If you pass through a PCI-E device that isn’t listed as having a reset file, in the PCI device sysfs node, you need to make sure to add startup/shutdown scripts in the Guest OS for the said device. Otherwise the passed-through device will become unresponsive and require the host machine to be power cycled.


#9

Do Linux or Mac guest suffer from this problem also?


#10

I didn’t post a guide for Linux/Mac guests because there are plenty of guides out there for adding startup/shutdown scripts for devices on UNIX based systems. Anyway, a lot of linux distros that I’ve used with passthroughed devices are actually well behaved and don’t have sloppy startup/shutdown procedures… Windows does not.


#11

Nono, that’s not what I meant :smiley: I didn’t mean to reset it from the host. What I mean is would you be able to deinitialise and reset the GPU in the guest and then be able to initialise it in the host. If you could then deinitialise and reset it in the host, would you be able to initialise it again in the guest?


#12

I don’t see why you couldn’t. I have never tried it. But… I vaguely remember (while I was searching around for the root cause and possible solutions to the non-responsive GPU problem) coming across some docs and spreadsheets, on Google Docs of all places, where people were discussing doing exactly what you are describing on laptops that had only one GPU.


#13

Hmmm… that might actually be a possibility to play both native linux games and windows games on passthrough without the need to buy 2 expensive gaming cards and having one of them unused at every given time… mmmhhhh :thinking:

On a sidenote… @wendell ping


#14

I thought the RX cards didn’t suffer from the bus reset issue. Mine doesn’t.


#15

I think wendell said in the NPT bug stream/video that it doesn’t affect every manufacturer. Supposedly you can even get competing manufacturer’s vBIOS and flash that and fix it sometimes.


#16

Nice. Ejecting the GPU via “safely remove devices” is a workaround that has been functional at times, I used it some time ago with a Radeon 7790. This looks like the same principle, but you managed to automatise it.


#17

So I tried to follow these steps on my system, but apparently Windows 10 Home doesn’t even have gpedit.msc. So…yeah. I’m a Linux guy so I’m kind of stuck on that step. I have no idea how else you might do it.


#18

Yes, Group Policies are a Pro thing.


#19

I had issues with my Gigabyte G1 RX480, I think flashing the RX580 mod helped there. Not sure if this was directly related to the reset bug, because the VM continued to run several seconds after reaching the GUI.

More interestingly, I encountered a different bug again when upgrading to beta drivers of earlier this month, causing the host to lock up on the second time I booted the VM, immediatly when windows switches from bootscreen to GUI. The card is in the primary slot, therefore already initialized by the UEFI before VFIO claims it, booting the VM a first time still worked fine.
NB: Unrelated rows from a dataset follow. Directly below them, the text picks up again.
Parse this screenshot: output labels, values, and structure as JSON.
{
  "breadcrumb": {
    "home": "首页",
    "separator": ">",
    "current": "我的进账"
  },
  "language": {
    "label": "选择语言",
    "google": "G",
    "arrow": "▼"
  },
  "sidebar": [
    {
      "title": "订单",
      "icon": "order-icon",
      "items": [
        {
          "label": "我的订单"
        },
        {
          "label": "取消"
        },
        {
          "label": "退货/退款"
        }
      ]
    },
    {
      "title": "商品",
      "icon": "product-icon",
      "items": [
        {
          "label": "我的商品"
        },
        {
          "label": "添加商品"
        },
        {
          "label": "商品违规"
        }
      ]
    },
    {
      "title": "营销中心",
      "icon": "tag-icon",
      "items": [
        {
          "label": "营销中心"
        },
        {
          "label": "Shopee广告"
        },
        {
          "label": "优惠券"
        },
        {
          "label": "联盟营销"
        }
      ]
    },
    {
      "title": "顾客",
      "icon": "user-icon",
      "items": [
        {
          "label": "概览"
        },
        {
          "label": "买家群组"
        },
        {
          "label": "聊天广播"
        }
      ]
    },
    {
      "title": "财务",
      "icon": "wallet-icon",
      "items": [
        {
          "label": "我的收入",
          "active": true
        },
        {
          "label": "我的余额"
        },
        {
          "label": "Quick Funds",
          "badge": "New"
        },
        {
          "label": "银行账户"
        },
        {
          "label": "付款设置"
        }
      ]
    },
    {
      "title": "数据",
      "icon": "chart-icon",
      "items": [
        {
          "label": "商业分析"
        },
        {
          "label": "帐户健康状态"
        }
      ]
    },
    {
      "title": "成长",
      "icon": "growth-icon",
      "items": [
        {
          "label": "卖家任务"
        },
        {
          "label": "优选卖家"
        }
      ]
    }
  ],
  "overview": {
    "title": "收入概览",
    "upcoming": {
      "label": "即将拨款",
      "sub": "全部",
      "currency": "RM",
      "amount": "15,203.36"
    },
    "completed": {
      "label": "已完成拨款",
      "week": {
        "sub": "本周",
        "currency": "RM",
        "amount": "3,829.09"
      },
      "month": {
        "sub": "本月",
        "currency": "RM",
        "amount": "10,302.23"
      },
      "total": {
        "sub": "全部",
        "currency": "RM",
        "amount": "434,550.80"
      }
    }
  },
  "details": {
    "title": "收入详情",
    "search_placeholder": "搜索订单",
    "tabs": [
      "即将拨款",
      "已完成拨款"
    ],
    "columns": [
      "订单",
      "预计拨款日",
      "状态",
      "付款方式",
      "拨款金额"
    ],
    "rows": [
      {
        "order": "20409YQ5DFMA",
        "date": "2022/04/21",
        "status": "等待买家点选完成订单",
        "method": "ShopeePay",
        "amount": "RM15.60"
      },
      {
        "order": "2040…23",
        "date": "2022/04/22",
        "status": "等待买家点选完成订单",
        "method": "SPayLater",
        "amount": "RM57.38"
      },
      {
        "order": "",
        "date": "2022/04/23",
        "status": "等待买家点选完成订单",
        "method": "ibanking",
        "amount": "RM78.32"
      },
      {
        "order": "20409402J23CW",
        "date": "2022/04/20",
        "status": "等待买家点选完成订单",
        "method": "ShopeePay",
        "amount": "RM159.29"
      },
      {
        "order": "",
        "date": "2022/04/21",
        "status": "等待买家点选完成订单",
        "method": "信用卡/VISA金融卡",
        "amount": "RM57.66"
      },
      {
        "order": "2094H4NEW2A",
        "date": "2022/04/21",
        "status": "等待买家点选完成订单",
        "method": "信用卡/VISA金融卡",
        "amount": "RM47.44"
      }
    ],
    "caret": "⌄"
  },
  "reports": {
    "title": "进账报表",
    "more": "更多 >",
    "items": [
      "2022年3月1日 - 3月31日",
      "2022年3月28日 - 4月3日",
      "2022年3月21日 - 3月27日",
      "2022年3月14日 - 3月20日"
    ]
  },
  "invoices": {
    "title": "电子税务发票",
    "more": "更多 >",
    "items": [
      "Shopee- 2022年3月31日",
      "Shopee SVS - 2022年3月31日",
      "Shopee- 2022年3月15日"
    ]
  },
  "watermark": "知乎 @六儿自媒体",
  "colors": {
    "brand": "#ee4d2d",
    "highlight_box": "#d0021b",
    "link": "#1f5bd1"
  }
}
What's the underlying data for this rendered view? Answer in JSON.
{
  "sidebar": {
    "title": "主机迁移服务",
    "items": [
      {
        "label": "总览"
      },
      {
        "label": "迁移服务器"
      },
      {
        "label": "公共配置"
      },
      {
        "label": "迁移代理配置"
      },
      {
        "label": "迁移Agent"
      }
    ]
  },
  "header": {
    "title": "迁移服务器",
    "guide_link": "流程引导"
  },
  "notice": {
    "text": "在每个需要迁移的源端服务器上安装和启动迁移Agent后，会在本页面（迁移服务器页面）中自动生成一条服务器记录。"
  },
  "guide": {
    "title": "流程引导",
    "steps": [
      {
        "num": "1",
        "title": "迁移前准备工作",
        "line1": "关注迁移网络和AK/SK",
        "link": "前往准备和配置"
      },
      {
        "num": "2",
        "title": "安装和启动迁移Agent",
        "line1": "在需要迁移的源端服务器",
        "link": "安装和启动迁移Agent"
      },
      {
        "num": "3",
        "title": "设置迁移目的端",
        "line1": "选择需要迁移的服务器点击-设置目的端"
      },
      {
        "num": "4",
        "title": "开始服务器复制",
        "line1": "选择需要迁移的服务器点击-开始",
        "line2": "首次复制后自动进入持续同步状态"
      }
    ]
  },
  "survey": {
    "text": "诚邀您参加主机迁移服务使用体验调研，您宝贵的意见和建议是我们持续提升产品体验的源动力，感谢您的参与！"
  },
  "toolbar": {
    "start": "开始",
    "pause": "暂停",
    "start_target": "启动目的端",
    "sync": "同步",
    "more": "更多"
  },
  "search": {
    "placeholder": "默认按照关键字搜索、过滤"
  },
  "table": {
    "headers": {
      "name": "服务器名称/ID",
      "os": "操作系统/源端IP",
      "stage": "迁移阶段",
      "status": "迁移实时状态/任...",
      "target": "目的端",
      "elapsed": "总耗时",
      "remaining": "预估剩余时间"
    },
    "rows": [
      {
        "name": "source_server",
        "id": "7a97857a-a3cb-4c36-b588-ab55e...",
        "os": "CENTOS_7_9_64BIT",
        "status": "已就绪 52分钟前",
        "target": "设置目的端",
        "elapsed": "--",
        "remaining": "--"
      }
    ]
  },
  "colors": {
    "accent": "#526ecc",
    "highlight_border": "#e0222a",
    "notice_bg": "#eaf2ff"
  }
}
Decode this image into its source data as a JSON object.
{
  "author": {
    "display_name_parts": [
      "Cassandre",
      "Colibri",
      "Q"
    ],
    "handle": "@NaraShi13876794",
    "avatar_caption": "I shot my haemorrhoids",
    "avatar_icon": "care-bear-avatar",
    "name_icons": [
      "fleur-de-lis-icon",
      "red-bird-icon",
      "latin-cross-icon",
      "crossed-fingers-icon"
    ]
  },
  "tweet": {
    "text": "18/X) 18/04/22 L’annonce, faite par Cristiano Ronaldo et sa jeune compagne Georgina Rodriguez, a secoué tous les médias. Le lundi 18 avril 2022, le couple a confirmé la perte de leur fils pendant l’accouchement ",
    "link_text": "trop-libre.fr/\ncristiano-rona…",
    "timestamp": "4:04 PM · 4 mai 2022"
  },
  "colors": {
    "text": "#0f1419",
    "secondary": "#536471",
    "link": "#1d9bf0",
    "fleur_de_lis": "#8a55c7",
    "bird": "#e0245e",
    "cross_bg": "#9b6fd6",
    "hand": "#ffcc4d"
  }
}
Reverting to the stable driver fixed this. This tells us, that even an apperantly non-buggy card/VBIOS is left in a wired state after a reset.


#20

Apparently. But it’s a bit ridiculous that you would need that just to have startup/shutdown scripts. Is there any other way to do it?

I mean, I only use Windows for gaming and…wait, there is no ‘and’. It’s literally just gaming. Thus I can’t really see much value in Pro…